I'm not a Labour partisan (not by any means), but I strongly disagree with this. Labour will never gain my support unless I can be persuaded it is credible on the issues.
Left Outside is entirely correct in recognising the 'game-changing' effect - overlooked by many on the left - which results from fixed-term parliaments. Rather than being forced to gamble on the prospective date of the next election, the leader of the opposition can now reassure himself that the cycle is fixed and can succeed by pacing the speed he pedals.
Activist commentators such as LO, The Third Estate and Sunny Hundal's crowd at Liberal Conspiracy are gradually coalescing around the strategic vision for a more militant opposition campaign of iron-clad stonewalling on policy. They are building fresh barricades.
For them no longer is politics about policy and the impact on the lives of ordinary people, but the impact of policy is about who is in charge of introducing it. There has been a subtle, imperceptable shift in opposition attitudes, radicalised by the expressions of populist disapproval seen during the past 20-or-so months, which has now reached the point of no return.
These bloggers formerly defined their concerns by their willingness to engage in more discussion of finer details of policy, and grew their reputations on the back of their ability to contribute. Now, however, they are increasingly making the transition to talking about partisan strategic concerns and in doing so are separating their contribution to political analysis from their assertive political conclusions.
It's a natural progression for the social climbers to change their behaviour while maintaining the same appearance - call it the anti-chameleon process.
I also disagree with Miliband. He won't gain my support if he says the problem with the coalition is a question of leadership - what does the man who gave his full backing to Brown and Brown know about leadership? Complaining about a lack of leadership is a perverse self-contradicting argument anyway - why issue a complaint whent you have the opportunity to set an example?
Yet where LO strikes out at Cameron's chameleon-like attempt to mollify floating voters holding the centre-ground by tacking left and
"trying to appear electable, trying to appear “in-touch” by visiting the arctic, liberal by hugging hoodies and as a better heir to Blair than Brown could ever be,"he fires a corresponding volley out against the Labour leader for tacking right and appearing tough on fiscal choices, benefits claimants and offense caused by backbenchers as unnecessary - it almost seems the leftist grassroots are not so much complaining about the particular type of leadership offered by Labour's supposed Prime-ministerial candidate, but that he might be attempting to show any leadership at all!
Indeed, I previously discussed the background to Miliband's personal unpopularity (even leaving aside his impossibly unstatesman-like demeanour, appearance, voice and speaking-style) and have elsewhere described for former energy secretary as Labour's William Hague.

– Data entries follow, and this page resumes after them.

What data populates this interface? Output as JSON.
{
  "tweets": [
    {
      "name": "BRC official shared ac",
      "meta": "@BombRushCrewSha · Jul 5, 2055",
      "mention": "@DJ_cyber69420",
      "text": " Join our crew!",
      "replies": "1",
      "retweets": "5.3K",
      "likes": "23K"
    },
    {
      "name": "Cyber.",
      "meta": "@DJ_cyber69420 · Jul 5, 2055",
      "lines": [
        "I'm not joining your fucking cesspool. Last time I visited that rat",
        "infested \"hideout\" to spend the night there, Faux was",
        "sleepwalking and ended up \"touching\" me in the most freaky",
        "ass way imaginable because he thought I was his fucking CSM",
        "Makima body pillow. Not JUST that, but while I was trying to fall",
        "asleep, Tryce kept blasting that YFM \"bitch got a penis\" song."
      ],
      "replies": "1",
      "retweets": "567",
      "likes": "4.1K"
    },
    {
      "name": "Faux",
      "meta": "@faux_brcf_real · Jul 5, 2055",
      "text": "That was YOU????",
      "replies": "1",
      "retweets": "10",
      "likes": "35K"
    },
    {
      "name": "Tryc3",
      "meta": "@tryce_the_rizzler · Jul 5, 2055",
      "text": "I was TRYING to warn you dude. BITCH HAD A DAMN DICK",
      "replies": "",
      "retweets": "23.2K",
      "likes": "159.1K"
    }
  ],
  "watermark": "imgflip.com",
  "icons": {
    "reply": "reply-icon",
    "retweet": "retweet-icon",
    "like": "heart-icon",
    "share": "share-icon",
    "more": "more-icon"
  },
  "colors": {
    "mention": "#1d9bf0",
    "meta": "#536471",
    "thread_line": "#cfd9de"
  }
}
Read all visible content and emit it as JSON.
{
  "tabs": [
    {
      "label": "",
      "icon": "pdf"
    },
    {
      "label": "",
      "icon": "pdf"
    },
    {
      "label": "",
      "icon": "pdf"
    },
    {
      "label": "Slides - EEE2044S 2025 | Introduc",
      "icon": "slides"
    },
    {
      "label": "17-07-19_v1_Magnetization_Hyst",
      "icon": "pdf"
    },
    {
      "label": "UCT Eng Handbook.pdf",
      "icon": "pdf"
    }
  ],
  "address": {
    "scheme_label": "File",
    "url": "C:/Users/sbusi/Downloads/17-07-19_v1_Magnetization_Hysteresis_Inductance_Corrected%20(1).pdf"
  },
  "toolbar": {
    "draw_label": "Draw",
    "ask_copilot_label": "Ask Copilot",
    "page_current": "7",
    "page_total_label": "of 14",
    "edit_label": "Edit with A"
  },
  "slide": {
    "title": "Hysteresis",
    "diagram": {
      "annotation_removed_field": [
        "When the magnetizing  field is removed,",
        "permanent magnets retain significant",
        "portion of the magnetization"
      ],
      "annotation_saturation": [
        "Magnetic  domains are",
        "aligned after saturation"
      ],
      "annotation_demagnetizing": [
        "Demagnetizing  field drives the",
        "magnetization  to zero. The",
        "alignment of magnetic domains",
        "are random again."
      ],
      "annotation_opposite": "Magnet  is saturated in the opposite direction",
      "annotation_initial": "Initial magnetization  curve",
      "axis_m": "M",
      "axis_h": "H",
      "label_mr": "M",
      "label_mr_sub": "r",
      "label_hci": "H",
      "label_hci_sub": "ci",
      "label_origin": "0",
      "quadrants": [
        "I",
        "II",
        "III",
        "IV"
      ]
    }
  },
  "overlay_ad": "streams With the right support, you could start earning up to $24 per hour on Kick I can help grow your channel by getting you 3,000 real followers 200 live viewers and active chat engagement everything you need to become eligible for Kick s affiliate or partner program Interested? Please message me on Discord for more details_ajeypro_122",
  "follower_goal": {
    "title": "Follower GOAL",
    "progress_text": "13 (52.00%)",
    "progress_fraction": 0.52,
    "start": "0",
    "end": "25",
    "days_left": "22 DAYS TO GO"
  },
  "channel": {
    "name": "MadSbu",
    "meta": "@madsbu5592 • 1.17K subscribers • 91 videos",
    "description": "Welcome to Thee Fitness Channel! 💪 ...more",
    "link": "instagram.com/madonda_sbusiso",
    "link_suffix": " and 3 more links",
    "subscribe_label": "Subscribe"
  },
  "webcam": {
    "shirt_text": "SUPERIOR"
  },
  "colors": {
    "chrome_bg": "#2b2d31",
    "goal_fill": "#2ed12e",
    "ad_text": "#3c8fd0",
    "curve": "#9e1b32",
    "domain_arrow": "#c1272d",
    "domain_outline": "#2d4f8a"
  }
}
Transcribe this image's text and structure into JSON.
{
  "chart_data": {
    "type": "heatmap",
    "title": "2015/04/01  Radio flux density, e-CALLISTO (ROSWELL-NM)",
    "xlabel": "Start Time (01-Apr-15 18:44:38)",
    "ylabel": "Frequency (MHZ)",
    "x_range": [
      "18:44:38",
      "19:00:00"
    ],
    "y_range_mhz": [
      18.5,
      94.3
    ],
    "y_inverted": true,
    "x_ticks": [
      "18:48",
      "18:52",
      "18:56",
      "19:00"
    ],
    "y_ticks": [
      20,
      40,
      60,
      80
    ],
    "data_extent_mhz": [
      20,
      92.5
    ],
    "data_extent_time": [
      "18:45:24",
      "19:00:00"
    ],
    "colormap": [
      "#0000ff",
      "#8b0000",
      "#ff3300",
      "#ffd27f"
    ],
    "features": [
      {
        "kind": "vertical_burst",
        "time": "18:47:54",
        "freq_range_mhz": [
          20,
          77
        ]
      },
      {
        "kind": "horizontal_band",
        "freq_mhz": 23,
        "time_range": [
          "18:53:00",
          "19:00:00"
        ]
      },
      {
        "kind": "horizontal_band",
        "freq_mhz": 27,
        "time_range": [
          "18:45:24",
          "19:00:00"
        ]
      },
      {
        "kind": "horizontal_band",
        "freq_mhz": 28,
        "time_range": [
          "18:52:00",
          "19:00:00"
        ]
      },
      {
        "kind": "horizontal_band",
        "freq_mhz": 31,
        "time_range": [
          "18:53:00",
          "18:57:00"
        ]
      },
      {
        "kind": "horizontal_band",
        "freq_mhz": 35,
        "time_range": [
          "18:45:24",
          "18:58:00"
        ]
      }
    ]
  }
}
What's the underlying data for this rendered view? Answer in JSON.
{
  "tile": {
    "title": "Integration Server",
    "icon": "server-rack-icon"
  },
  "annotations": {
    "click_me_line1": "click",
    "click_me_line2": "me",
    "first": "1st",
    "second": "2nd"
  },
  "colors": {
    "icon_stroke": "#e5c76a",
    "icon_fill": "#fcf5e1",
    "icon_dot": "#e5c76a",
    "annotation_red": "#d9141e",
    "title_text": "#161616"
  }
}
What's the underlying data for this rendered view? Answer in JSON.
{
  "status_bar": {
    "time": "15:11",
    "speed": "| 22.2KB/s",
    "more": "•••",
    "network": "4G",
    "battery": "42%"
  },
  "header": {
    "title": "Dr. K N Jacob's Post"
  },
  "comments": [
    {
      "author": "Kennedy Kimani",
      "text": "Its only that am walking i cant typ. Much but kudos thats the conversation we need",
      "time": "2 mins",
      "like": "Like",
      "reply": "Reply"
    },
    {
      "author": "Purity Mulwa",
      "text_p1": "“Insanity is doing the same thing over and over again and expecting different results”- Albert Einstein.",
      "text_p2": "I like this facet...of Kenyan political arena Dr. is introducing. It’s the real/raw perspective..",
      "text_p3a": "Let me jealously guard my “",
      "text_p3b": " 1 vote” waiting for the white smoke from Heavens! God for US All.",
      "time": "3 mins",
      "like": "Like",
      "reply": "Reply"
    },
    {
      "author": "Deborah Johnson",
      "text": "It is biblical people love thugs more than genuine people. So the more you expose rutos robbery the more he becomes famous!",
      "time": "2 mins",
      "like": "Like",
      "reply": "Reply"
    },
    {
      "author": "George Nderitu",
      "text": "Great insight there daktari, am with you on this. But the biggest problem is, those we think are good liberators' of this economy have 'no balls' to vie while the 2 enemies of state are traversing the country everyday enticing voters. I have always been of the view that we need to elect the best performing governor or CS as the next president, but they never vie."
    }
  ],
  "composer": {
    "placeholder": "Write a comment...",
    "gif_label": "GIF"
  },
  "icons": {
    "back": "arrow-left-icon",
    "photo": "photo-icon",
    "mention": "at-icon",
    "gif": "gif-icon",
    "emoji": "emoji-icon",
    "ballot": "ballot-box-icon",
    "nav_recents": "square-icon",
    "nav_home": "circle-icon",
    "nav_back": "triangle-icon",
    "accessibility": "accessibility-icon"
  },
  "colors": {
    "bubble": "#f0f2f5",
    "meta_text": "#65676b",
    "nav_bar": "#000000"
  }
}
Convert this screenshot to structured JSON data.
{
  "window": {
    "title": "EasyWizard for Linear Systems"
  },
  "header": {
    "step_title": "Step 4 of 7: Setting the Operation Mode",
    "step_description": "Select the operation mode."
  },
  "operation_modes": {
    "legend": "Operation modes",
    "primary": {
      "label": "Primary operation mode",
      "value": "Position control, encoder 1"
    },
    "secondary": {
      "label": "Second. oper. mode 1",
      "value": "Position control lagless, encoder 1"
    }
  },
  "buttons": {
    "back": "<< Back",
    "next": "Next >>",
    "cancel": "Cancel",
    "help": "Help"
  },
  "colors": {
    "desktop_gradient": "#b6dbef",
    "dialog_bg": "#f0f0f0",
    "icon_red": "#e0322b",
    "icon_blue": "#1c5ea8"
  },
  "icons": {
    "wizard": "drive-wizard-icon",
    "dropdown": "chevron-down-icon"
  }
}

Just as Hague had not yet then developed into a politically-mature performer buoyed by the acknowledgement of his limitations as much as his capabilities, so too does Ed Miliband carry with him a schoolboyish air - in this he is about as realistic a contender for the country's top job as Michael Foot.
The issue for Labour is not policy, it is personality.
The question being put therefore is how can Labour lose the next election in order to detoxify after the damage done by Blair, Brown and Mandelson?
Can Yvette Cooper effectively represent a feminist take on financial prudence? Can Chuka Umunna throw off his multi-culturalist's link to social conservatism? Could David Miliband make a decisive return instead of dithering?
It seems unlikely with so many of Labour's prospective frontline figures trying to keep their heads just under the parapet as the 'difficult decisions' are made to deal with the current crisis. So perhaps LO's post is important for indicating onlookers' expectations should be prepared for the left's more extreme voices to be tasked with sticking the knife in (a la Michael Howard) and for more violent expressions of opposition over the coming period.
There is a more direct comparison in the rise of Militant Tendency in opposition to the Thatcherite agenda of the 1980's - which effectively scored an own-goal by presenting a political vacuum at the heart of debate as the radicals polarised debate through the prism of the Miner's strike, Section 28 and the Poll Tax riots etc.
So we might well ask if Labour are preparing for an extended stay in the wilderness.
As LO insightfully notes, it comes down to a matter of timing. It all depends whether the challenge for the Labour leadership comes in anticipation for the 2015 General Election, or after it.
And in acknowledging the significance of the electoral cycle he overlooks how every individual is already locked into their own cycle of growing political maturity - in other words when the challenge comes depends on the ability for the internal factions to align behind a winner.